True, that probably is at least partly the result of the ABC's on-again, off-again scheduling of the show during the Olympics and the Paralympics. But I reckon many viewers have tired of the angst-riddled Laura, who has displayed the romantic maturity of a pimply teenager; the personal and publishing travails of the self-centred Max; the billing and cooing of Warwick the Dork; and the will-we-or-won't-we-get-married saga of surfie Angus and Renaissance woman Karen.

Performances remain first class. The characters are bigger and bolder than ever, although I reckon that has been at the expense of the show's credibility. And it's still funny. But I am relieved that it's all over.

It's no longer an hour of whimsy that offered viewers a seaside retreat from life in the ‘burbs. It has become totally unreal. The original Pearl Bay — circa 1998 and 1999 — could never have existed in the real world. But it could have in our dreams. Not so Pearl Bay 2000.

When we look back on SeaChange in a year or two, it will be the first and second series that come to mind, not the third and final one. It was great while it lasted. But perhaps it lasted too long.

I have been just about alone in advocating a wait-and-see approach to the new Jonathan Shier-led management team at the ABC. Give them a chance to prove their mettle, I have implored. Wait until we know what they are going to do with our ABC before we cast our vote.

But after what they have done to Media Watch host Paul Barry, and to Quantum, they are looking like a horde of vandals. It is bad enough that the Communications Minister, Senator Richard Alston, has never shown any passion for the ABC, only suspicion and loathing. Now, it seems that his new-look executive hit squad (drawn mainly from the commercial sector) is determined to knacker the ABC completely.

Barry may have been a rather dour host of Media Watch, but it is one of the ABC's best performers. It is hard to avoid the conclusion that Barry has been let go as punishment for daring to criticise the ABC on the program, and showing up its chairman (and Prime Minister's friend) Donald McDonald and managing director Shier as most unimpressive leaders.

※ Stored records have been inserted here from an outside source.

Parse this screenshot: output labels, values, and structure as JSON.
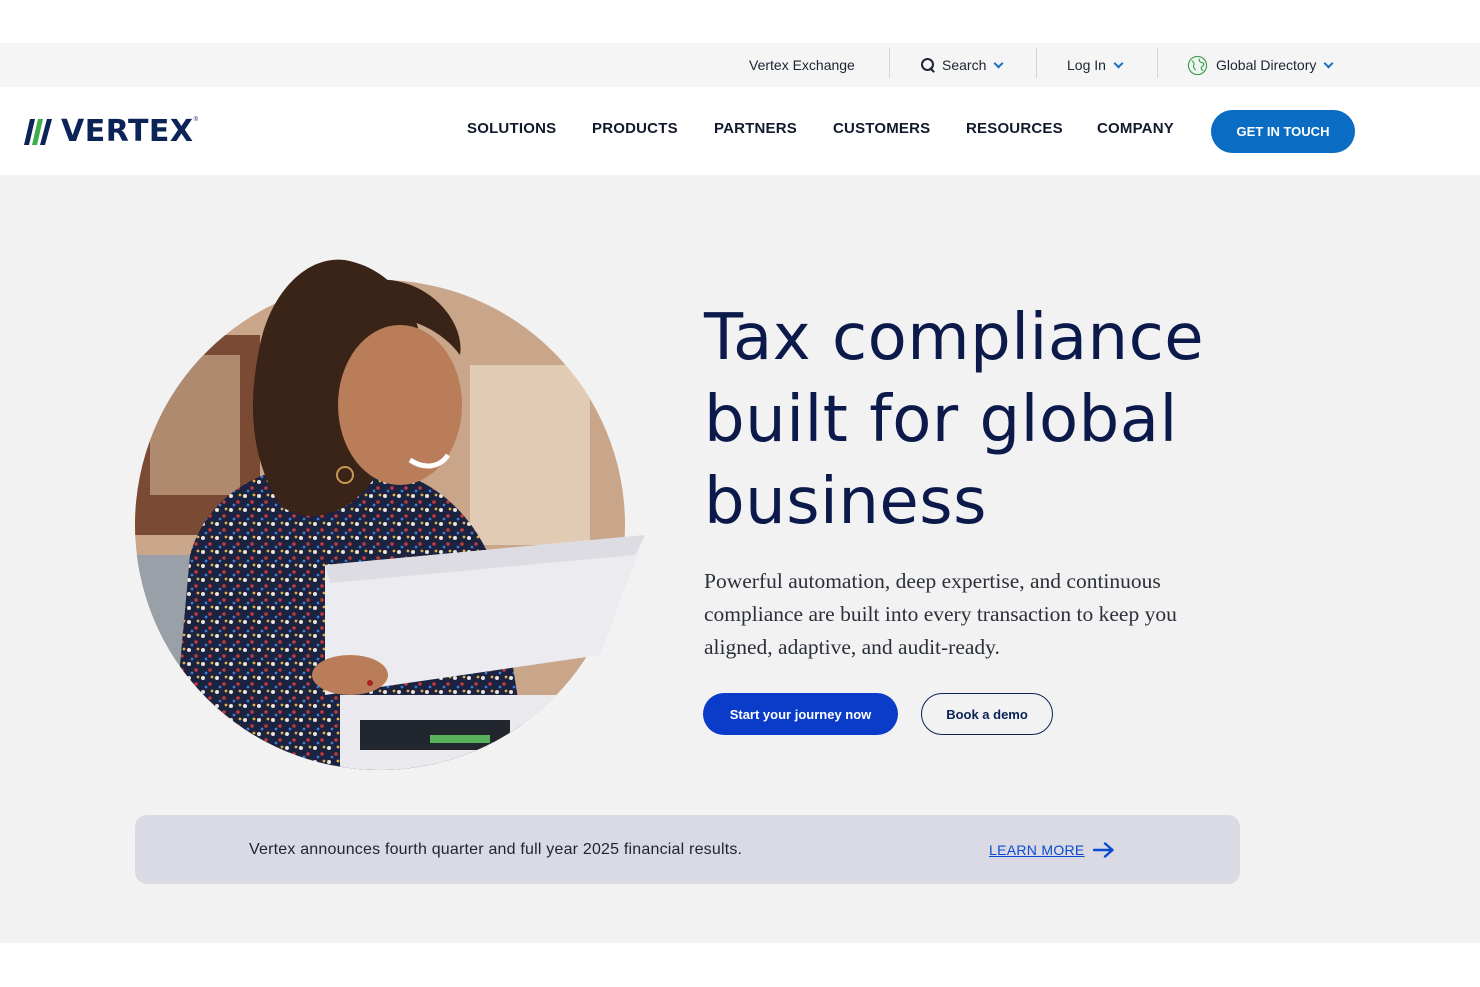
{
  "utility": {
    "exchange": "Vertex Exchange",
    "search": "Search",
    "login": "Log In",
    "directory": "Global Directory"
  },
  "brand": {
    "name": "VERTEX",
    "tm": "®",
    "colors": {
      "navy": "#0b2356",
      "green": "#3fae49",
      "blue": "#0a6cc2"
    }
  },
  "nav": {
    "items": [
      "SOLUTIONS",
      "PRODUCTS",
      "PARTNERS",
      "CUSTOMERS",
      "RESOURCES",
      "COMPANY"
    ],
    "cta": "GET IN TOUCH"
  },
  "hero": {
    "title_lines": [
      "Tax compliance",
      "built for global",
      "business"
    ],
    "description": "Powerful automation, deep expertise, and continuous compliance are built into every transaction to keep you aligned, adaptive, and audit-ready.",
    "primary_cta": "Start your journey now",
    "secondary_cta": "Book a demo",
    "image_icon": "person-reviewing-document-photo"
  },
  "announcement": {
    "text": "Vertex announces fourth quarter and full year 2025 financial results.",
    "link": "LEARN MORE",
    "link_icon": "arrow-right-icon"
  }
}
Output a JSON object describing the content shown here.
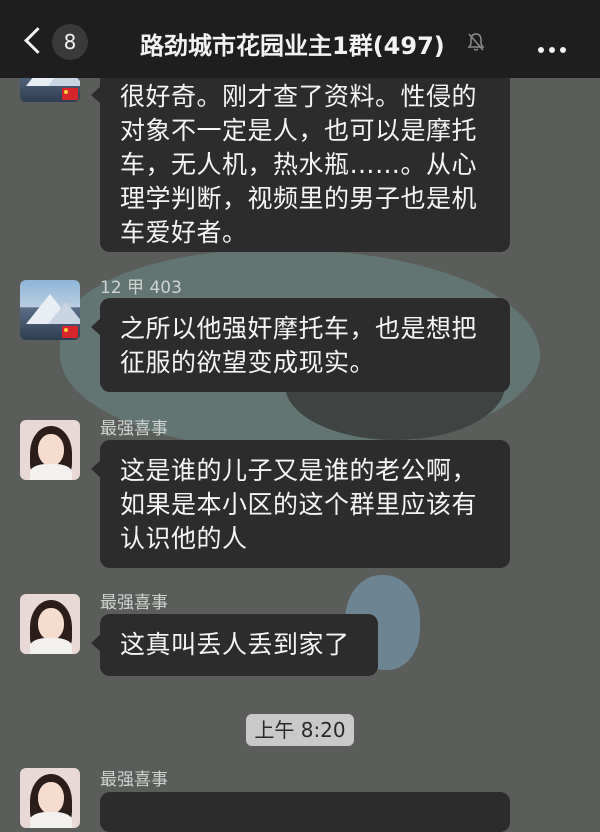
{
  "header": {
    "back_count": "8",
    "title": "路劲城市花园业主1群(497)",
    "mute_icon": "mute-bell-icon",
    "more_icon": "more-dots-icon"
  },
  "messages": [
    {
      "sender": "",
      "avatar": "mountain-avatar",
      "lines": [
        "很好奇。刚才查了资料。性侵的",
        "对象不一定是人，也可以是摩托",
        "车，无人机，热水瓶……。从心",
        "理学判断，视频里的男子也是机",
        "车爱好者。"
      ]
    },
    {
      "sender": "12 甲 403",
      "avatar": "mountain-avatar",
      "lines": [
        "之所以他强奸摩托车，也是想把",
        "征服的欲望变成现实。"
      ]
    },
    {
      "sender": "最强喜事",
      "avatar": "girl-avatar",
      "lines": [
        "这是谁的儿子又是谁的老公啊，",
        "如果是本小区的这个群里应该有",
        "认识他的人"
      ]
    },
    {
      "sender": "最强喜事",
      "avatar": "girl-avatar",
      "lines": [
        "这真叫丢人丢到家了"
      ]
    },
    {
      "sender": "最强喜事",
      "avatar": "girl-avatar",
      "lines": []
    }
  ],
  "timestamp": "上午 8:20",
  "colors": {
    "header_bg": "#1e1e1e",
    "bubble_bg": "#2c2c2c",
    "chat_bg": "#5a5d5a"
  }
}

And how dare they axe veteran science show Quantum? It is exactly the sort of program the ABC should be producing. No one else will. There is talk of a replacement program later next year, but will it be produced in-house, or will it be tainted by outside interests and by commercial involvement? I fear we are all beginning to suspect the answer to that one

By Ross Warneke
December 07, 2000
The Age